Data records for software interfaces
· · · ·
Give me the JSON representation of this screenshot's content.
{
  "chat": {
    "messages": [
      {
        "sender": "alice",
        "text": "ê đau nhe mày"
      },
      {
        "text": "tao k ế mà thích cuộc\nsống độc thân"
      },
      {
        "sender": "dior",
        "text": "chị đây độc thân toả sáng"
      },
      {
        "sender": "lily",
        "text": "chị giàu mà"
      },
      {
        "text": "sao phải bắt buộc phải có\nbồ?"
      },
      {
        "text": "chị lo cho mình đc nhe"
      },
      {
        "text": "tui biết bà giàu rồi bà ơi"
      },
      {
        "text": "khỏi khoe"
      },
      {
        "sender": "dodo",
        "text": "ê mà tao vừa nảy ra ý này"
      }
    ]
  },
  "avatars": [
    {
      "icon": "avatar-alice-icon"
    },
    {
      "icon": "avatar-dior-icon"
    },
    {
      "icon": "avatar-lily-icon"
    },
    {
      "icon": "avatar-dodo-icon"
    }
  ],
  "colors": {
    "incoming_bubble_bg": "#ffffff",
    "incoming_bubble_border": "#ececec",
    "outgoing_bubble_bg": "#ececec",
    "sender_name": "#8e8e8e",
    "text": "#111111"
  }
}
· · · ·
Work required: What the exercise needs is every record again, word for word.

Result of this task:
Give me the JSON representation of this screenshot's content.
{
  "chat": {
    "messages": [
      {
        "sender": "alice",
        "text": "ê đau nhe mày"
      },
      {
        "text": "tao k ế mà thích cuộc\nsống độc thân"
      },
      {
        "sender": "dior",
        "text": "chị đây độc thân toả sáng"
      },
      {
        "sender": "lily",
        "text": "chị giàu mà"
      },
      {
        "text": "sao phải bắt buộc phải có\nbồ?"
      },
      {
        "text": "chị lo cho mình đc nhe"
      },
      {
        "text": "tui biết bà giàu rồi bà ơi"
      },
      {
        "text": "khỏi khoe"
      },
      {
        "sender": "dodo",
        "text": "ê mà tao vừa nảy ra ý này"
      }
    ]
  },
  "avatars": [
    {
      "icon": "avatar-alice-icon"
    },
    {
      "icon": "avatar-dior-icon"
    },
    {
      "icon": "avatar-lily-icon"
    },
    {
      "icon": "avatar-dodo-icon"
    }
  ],
  "colors": {
    "incoming_bubble_bg": "#ffffff",
    "incoming_bubble_border": "#ececec",
    "outgoing_bubble_bg": "#ececec",
    "sender_name": "#8e8e8e",
    "text": "#111111"
  }
}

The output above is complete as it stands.